Well I would add a bit to that forecast for the near future....they will fluctuate alot. Faced with this prospect and the ability for retail investors to buy volatility in one instrument (vxx and vzz) I would see that as a far more logical move than trying to pick bottoms or tops.Mr. Market is giving at this point that the beginning of summer will be quite interesting for investors.
From the WSJ:
The sudden downdraft in world markets demonstrates that, despite more than a year of stock recovery, investor confidence in the wake of the financial crisis remains uncommonly fragile.
Until a few weeks ago, the market seemed to be returning to a pre-crisis norm. Commonly watched gauges of investor anxiety had tumbled to levels seen before the crisis. Corporate profits and economic growth proved surprisingly resilient, quieting investor doubts about the rally's staying power.
But Europe's difficulties in resolving its debt problems, the "flash crash" of May 6 and the national debate over the proper role of the nation's top banks have again put investors on edge, reawakening the fear and anxiety of the financial crisis that were lurking just below the surface. The sudden surge in gauges like the Chicago Board Options Exchange's volatility index, a commonly used barometer of investor anxiety, and the sharp correction of major stock indexes showed just how nervous investors are.
That suggests that more volatility is in store and future stock gains could be harder to come by.
Another strong sign of investor anxiety lately is their return to options to hedge risk. In times of increased fear, investors buy put options, permitting them to sell shares at a prearranged price, which helps protect them from losses in the event that prices suddenly fall.
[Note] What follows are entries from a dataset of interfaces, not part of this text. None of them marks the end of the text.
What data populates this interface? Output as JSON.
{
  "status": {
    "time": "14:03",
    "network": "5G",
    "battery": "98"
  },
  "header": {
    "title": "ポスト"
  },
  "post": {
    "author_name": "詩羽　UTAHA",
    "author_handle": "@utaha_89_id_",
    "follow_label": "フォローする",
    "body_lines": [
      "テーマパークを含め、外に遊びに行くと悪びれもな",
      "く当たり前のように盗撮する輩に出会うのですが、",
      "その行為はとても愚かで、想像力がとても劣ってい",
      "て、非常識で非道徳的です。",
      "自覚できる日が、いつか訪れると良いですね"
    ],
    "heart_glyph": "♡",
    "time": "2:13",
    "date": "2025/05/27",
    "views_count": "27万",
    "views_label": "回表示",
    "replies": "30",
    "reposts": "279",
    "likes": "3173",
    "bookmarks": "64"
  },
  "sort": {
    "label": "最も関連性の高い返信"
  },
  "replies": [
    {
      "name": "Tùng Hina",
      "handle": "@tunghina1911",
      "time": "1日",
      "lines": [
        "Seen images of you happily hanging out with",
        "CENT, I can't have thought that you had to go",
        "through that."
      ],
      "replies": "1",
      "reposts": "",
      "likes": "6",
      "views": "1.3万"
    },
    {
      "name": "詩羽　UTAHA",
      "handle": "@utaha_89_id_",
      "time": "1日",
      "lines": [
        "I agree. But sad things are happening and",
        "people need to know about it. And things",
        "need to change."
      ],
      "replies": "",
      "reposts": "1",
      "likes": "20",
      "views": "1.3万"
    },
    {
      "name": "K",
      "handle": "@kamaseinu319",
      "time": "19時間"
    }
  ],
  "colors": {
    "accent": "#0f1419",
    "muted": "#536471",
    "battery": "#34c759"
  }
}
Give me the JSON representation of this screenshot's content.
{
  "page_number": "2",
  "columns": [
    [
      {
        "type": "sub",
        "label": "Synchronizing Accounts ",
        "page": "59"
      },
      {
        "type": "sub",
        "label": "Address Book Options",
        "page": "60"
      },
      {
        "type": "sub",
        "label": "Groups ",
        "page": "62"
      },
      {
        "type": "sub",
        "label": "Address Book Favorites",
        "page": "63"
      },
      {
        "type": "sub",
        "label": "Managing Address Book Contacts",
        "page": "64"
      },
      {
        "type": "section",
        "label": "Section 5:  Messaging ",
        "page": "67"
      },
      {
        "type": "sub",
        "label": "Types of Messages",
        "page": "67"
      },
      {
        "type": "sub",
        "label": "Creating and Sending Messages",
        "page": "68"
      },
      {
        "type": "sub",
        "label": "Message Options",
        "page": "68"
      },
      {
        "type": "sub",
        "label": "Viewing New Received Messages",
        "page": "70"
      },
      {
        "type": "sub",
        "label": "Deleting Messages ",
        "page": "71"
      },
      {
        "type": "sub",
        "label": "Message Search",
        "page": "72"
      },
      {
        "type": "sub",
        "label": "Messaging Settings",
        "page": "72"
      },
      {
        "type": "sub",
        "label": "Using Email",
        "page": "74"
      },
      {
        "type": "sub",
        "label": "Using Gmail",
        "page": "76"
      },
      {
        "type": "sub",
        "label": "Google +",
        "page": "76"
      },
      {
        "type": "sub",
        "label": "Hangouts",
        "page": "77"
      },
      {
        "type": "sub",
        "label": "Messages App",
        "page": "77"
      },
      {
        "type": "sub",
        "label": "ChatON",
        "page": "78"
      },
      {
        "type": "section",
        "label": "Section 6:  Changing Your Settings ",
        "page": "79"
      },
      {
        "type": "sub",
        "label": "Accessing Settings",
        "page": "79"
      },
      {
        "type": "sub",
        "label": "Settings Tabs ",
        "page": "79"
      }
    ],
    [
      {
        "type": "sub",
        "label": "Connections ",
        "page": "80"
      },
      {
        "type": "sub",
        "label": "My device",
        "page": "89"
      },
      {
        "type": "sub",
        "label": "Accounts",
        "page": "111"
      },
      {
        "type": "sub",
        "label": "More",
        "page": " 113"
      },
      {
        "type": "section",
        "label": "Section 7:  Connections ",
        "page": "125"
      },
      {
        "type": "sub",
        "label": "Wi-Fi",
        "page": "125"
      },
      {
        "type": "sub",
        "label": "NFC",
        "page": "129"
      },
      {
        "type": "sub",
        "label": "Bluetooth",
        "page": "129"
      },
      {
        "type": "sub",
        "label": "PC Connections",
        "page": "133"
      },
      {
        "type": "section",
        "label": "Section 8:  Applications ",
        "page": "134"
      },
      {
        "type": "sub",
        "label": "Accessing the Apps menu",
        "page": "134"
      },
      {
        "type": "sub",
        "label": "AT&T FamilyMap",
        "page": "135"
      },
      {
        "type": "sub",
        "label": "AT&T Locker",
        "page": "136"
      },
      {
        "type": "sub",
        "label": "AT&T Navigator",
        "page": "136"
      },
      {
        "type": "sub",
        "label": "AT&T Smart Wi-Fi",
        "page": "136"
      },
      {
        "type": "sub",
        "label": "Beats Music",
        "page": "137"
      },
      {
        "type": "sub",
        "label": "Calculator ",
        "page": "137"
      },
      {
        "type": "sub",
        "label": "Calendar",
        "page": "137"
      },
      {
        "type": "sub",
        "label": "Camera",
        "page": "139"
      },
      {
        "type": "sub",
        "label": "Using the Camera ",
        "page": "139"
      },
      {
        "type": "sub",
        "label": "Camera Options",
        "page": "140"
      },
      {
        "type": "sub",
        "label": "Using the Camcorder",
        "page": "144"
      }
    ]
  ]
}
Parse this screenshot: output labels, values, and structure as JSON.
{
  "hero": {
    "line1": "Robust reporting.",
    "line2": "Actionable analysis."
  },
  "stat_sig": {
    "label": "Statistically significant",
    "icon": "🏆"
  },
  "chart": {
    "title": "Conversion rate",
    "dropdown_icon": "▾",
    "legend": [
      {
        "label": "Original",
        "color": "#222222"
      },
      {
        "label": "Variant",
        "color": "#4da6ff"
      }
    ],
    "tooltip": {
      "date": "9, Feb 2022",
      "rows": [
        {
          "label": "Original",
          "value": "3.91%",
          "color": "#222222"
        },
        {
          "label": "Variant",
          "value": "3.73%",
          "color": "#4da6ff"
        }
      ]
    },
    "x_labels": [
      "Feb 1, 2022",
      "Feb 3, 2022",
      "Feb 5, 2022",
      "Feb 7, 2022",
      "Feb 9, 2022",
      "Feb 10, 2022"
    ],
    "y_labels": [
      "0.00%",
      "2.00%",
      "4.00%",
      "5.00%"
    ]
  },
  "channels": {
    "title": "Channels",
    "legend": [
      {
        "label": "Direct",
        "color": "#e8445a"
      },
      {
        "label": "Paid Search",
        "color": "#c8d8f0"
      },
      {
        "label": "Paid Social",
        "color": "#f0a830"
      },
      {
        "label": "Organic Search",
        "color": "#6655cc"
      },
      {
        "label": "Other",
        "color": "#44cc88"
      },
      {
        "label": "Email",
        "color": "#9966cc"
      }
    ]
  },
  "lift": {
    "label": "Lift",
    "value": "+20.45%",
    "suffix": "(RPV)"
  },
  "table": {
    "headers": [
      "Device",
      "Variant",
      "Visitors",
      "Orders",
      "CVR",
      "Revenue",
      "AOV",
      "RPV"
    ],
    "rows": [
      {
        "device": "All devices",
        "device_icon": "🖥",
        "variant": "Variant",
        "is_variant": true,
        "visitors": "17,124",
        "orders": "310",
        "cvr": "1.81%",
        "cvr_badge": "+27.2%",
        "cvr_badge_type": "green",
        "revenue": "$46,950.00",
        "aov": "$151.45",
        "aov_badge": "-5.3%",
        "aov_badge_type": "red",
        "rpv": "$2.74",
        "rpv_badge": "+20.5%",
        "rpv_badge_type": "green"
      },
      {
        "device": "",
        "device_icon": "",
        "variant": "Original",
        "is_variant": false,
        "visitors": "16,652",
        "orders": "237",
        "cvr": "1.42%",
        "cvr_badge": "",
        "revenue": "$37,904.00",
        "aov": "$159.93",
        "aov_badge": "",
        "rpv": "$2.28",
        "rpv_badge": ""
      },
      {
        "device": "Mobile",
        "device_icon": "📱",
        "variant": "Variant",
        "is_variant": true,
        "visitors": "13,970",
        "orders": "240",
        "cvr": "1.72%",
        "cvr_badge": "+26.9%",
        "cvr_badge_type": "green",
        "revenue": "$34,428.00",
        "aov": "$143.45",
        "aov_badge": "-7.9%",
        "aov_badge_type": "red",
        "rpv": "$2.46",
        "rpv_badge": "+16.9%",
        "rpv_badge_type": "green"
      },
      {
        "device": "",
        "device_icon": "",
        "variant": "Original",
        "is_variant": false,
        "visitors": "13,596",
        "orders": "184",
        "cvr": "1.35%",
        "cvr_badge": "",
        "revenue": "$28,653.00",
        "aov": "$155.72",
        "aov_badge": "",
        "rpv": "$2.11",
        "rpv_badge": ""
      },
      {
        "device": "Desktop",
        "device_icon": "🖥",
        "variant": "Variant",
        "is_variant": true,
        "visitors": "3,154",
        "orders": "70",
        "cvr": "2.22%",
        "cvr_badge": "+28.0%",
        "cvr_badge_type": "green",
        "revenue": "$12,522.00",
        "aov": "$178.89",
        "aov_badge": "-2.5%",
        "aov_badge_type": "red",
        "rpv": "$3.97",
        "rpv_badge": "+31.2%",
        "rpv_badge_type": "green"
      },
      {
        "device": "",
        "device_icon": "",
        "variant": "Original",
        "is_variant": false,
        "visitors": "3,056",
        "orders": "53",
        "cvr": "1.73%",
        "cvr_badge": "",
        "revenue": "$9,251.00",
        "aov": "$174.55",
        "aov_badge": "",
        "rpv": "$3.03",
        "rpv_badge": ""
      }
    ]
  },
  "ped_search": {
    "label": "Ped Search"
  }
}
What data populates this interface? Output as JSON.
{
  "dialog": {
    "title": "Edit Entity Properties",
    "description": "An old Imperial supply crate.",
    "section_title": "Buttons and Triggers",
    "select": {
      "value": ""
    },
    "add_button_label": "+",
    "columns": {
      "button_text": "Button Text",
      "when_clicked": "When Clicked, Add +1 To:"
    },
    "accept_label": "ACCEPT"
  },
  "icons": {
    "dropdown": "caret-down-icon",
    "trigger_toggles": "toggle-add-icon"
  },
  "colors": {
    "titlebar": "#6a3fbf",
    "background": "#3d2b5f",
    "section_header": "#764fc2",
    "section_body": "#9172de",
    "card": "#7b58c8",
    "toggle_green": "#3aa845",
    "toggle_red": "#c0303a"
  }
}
The CBOE's volatility index, or VIX, is a measure of options demand. On April 20, with stocks and investor confidence rising, the VIX finished the day at 15.73, down where it was before the 2008 financial crisis began in earnest.